So how exactly has COVID-19 affected pet airline travel? Can dogs still fly during Coronavirus? We broke down current rules and restrictions on pet travel during COVID-19.
Right now, many airlines are not allowing pet travel, or only allowing it in the case that the pet can come on the flight with you and not as cargo (as if pets are cargo anyway!). But the rules do vary depending on the airlines as well as your destination state or country.
Even if your airline allows pets, is it a good idea for your pets to be flying right now, in the time of coronavirus? Perhaps only if truly necessary. While very small numbers of pets have tested positive for coronavirus, there’s other issues to consider. Namely, the stress of travel during this uncertain time!
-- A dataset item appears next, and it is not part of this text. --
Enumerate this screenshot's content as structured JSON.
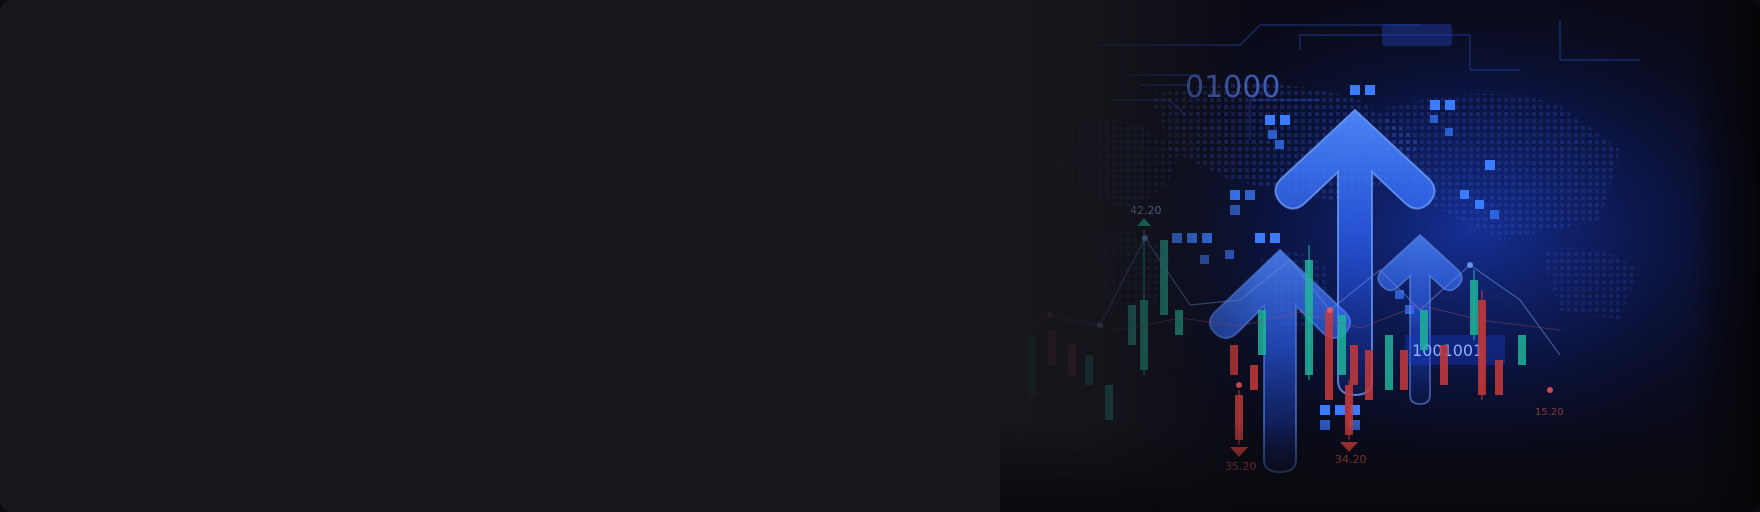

“Now is not the time to be flying with a pet unless absolutely necessary — a permanent relocation to a distant locale, for example,” says Dr. Jennifer Coates, DVM, who serves on the advisory board for Pup Life Today.
If you’re concerned or have any questions about your pet’s safety in traveling during the pandemic, talk to a vet. They may also be able to provide some anti-anxiety solutions for your pet if they find travel stressful (which, I mean, who doesn’t?).
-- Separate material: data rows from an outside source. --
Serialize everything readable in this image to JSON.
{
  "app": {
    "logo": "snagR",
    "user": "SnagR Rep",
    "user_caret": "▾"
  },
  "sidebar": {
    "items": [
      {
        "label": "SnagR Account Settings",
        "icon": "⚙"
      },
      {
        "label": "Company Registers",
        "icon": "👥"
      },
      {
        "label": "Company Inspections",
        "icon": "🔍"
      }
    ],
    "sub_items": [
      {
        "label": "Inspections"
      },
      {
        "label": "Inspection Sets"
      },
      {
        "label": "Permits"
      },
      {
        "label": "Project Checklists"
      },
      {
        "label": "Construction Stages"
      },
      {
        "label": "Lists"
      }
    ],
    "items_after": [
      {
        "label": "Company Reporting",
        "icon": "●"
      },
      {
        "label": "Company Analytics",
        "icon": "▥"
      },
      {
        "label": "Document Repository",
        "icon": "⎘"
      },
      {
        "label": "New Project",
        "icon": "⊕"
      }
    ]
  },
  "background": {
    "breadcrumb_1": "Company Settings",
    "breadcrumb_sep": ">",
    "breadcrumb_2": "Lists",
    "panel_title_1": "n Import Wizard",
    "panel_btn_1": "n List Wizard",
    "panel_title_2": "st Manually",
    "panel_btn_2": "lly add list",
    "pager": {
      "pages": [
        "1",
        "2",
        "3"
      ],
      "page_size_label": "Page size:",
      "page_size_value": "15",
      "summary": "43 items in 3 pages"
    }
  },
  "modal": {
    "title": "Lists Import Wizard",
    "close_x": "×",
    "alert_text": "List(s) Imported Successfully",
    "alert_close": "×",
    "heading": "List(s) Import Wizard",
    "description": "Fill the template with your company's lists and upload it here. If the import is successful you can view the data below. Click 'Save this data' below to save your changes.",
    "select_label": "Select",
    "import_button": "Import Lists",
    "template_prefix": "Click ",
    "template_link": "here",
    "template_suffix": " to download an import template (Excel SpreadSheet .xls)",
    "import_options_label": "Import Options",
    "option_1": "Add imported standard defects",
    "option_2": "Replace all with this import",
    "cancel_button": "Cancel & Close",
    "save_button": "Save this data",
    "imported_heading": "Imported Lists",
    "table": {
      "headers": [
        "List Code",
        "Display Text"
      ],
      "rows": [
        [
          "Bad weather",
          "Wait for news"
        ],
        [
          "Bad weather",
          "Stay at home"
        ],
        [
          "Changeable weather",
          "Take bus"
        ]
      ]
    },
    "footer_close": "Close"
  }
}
Airlines are changing and canceling flights frequently because of decreased demand. “It’s bad enough to be stuck in an airport or away from home on your own, but trying to find alternate arrangements while traveling with a pet can be a nightmare under the best of circumstances, and mid-pandemic is definitely not the best of circumstances,” says Dr. Coates.
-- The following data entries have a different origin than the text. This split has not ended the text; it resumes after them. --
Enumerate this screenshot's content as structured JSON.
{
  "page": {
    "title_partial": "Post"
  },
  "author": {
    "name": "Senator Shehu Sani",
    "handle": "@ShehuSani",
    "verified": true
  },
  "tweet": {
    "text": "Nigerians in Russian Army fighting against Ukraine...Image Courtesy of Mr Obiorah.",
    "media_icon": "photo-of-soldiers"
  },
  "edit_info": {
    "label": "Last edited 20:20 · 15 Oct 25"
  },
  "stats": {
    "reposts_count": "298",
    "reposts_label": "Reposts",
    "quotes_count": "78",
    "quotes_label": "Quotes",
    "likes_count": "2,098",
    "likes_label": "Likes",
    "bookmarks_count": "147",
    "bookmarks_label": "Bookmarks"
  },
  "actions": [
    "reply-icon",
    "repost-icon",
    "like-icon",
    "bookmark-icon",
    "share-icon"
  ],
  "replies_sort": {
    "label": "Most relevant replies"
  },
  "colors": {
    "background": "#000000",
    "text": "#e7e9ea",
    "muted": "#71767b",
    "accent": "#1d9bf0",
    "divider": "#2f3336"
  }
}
Keep in mind that many states - and countries - have quarantine requirements when you arrive at this destination. This will apply to the humans traveling and could apply to the pets as well. Consider international travel carefully as countries may change travel restrictions in and out of the country in response to the pandemic.
These are the current airline policies regarding pet travel (as of August 21, 2020). We encourage you to check in with your airline and confirm details before making any decisions. Things are changing rapidly with the pandemic.
Small dogs and cats are allowed on the plane assuming they fly in the cabin and are small enough to fit in a carrier under your seat, according to JetBlue. There are necessary documentation requirements and fees.
United has canceled their PetSafe and military pet travel. According to United Airlines: “As travel demand and government restrictions continue to impact our schedule, we’ve suspended all PetSafe and military pet transportation until further notice.” Pets are still allowed in the cabin if they have all necessary travel documents, can fit under the seat in front of you, and meet age requirements. Service animals and emotional support animals are also allowed.
For international flights, pets must fly cargo. However, for domestic, they must be in-cabin and fit inside an airline-approved pet carrier. Reservations are required in advance and pets are accepted on a first-come, first-serve basis with a maximum of six being allowed on flight. Pets must not be exhibiting destructive behavior (detailed on Southwest Airlines’ site) and there is a $95 pet fee each way.
While checked pets as baggage is not currently allowed, carry-on pets and service and emotional support animals are still allowed in the cabin. According to American Airlines: “Due to increased flight changes, we’ve stopped checking pets for now. We still allow carry-on pets, service and emotional support animals in the cabin if they meet the requirements.”
According to Delta Airlines: “Due to changing flight schedules in response to the COVID-19 pandemic. Delta Cargo will temporarily embargo all PET shipments effective April 1, 2020, until further notice.” While shipping a pet as cargo is currently not allowed, pets that can be accommodated in the main cabin (such as smaller pets and service animals) are still allowed.